Hardwicke was a significant influence for Beatrix Potter, an early supporter of the National Trust, and encouraged her love of the Lake District. On her death in 1943 Potter donated 4,000 acres of protected land in the Lake District to us.
Now more than 125 years on from our founding, we continue to care for the land Hardwicke saved from development, and, thanks to the generous donations of our supporters, we now care for over 250,000 hectares of farmland and 780 miles of coastline for everyone, for ever.
Find out more about Hardwicke Rawnsley, Octavia Hill and Robert Hunter in our book.
One of three founders of the National Trust, Octavia Hill is among the greatest social entrepreneurs in British history and the impact of her life and work is still felt today.
Find out about the work of Robert Hunter and how his job as a solicitor helped shape the National Trust.
Discover the history of the National Trust, from its foundation, through key projects and initiatives, to its recent anniversary celebrations.
Discover more about our legacy, people and values as a conservation charity. We protect historic places and green spaces while opening them up for everyone, for ever.
Discover how the National Trust is run, how our governance arrangements are underpinned by Acts of Parliament and how they are designed to support and challenge our staff.
We’re working to create a culture that values difference, includes everyone and recognises the strength that comes from diversity.
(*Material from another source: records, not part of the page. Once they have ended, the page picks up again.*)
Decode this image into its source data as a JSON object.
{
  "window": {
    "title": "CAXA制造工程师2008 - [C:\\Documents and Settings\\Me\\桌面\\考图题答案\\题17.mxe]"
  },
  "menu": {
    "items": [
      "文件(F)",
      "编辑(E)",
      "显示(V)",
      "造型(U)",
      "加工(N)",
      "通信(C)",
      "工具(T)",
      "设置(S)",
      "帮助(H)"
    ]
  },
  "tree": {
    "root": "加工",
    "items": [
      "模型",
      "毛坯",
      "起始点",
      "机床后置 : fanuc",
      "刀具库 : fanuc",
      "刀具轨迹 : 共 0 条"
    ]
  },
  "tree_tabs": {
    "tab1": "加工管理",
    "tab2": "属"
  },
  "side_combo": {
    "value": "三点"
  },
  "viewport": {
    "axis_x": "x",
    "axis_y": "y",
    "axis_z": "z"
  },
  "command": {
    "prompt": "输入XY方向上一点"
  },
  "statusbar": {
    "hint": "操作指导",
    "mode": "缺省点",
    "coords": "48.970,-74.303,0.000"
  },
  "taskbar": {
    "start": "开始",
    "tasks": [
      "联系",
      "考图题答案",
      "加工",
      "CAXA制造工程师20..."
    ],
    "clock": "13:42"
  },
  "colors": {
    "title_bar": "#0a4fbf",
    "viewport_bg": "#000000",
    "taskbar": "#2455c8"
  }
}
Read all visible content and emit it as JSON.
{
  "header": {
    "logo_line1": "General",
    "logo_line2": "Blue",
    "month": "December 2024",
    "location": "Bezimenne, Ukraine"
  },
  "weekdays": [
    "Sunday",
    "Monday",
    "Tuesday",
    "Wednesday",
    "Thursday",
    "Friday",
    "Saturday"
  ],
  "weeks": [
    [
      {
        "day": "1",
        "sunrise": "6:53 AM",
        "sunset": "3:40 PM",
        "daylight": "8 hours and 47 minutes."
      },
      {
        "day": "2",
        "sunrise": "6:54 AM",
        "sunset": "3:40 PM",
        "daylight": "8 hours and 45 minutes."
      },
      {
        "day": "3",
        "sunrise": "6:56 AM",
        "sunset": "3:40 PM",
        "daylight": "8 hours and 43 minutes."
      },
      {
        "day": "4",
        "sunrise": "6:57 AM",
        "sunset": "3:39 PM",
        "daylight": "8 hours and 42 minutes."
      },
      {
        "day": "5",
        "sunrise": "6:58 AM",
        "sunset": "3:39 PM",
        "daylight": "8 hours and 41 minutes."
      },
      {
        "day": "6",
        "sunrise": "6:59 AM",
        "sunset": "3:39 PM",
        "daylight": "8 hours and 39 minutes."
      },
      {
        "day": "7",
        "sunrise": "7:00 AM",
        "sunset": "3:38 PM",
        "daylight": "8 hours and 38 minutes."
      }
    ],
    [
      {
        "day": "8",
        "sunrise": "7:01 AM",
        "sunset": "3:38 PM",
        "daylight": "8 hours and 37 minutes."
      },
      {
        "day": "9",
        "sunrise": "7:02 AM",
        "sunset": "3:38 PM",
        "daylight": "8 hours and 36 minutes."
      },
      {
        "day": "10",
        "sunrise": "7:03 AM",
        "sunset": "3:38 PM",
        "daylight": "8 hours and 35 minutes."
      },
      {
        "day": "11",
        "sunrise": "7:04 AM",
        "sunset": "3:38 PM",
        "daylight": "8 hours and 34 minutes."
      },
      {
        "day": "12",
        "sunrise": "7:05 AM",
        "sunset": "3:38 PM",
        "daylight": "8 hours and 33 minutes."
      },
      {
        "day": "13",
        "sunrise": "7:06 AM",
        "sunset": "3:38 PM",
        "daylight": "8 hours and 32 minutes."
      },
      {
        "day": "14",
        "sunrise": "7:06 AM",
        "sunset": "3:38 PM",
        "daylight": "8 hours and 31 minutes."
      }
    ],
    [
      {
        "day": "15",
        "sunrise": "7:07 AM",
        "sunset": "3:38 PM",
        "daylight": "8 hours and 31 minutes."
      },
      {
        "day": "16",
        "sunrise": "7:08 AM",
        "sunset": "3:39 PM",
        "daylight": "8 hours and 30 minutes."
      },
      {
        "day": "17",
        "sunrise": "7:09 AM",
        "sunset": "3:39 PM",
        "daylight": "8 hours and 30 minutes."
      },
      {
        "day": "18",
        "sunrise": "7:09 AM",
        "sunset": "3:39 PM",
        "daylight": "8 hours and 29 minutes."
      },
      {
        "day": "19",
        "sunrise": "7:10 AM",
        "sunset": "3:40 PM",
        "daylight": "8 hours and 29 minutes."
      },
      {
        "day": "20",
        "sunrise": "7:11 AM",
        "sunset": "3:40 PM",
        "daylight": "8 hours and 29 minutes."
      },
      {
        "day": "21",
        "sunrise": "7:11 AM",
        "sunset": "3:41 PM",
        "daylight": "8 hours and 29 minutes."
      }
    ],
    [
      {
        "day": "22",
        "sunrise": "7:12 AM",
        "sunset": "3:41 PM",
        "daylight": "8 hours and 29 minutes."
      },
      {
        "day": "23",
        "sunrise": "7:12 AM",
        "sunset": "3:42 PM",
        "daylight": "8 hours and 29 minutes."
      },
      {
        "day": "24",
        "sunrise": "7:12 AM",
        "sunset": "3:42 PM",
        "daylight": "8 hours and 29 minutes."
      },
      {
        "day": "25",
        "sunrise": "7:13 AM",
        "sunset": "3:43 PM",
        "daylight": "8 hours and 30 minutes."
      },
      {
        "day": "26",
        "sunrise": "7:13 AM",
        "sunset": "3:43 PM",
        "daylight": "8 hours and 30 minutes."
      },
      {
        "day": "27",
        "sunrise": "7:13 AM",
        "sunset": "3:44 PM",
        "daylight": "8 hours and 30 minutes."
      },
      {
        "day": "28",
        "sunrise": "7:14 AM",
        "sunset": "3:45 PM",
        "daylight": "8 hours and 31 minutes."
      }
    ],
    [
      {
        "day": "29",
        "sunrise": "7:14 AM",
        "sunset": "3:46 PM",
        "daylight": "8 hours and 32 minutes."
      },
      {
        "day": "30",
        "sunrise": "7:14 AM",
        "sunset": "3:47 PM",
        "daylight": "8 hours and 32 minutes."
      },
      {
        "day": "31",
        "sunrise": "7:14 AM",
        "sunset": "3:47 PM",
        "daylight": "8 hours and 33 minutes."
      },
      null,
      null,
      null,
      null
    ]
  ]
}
Find out what we're doing to achieve this.
The first National Trust Act passed in 1907. Successive Acts have since been introduced to ensure the National Trust continues to be well governed and remains true to its cause.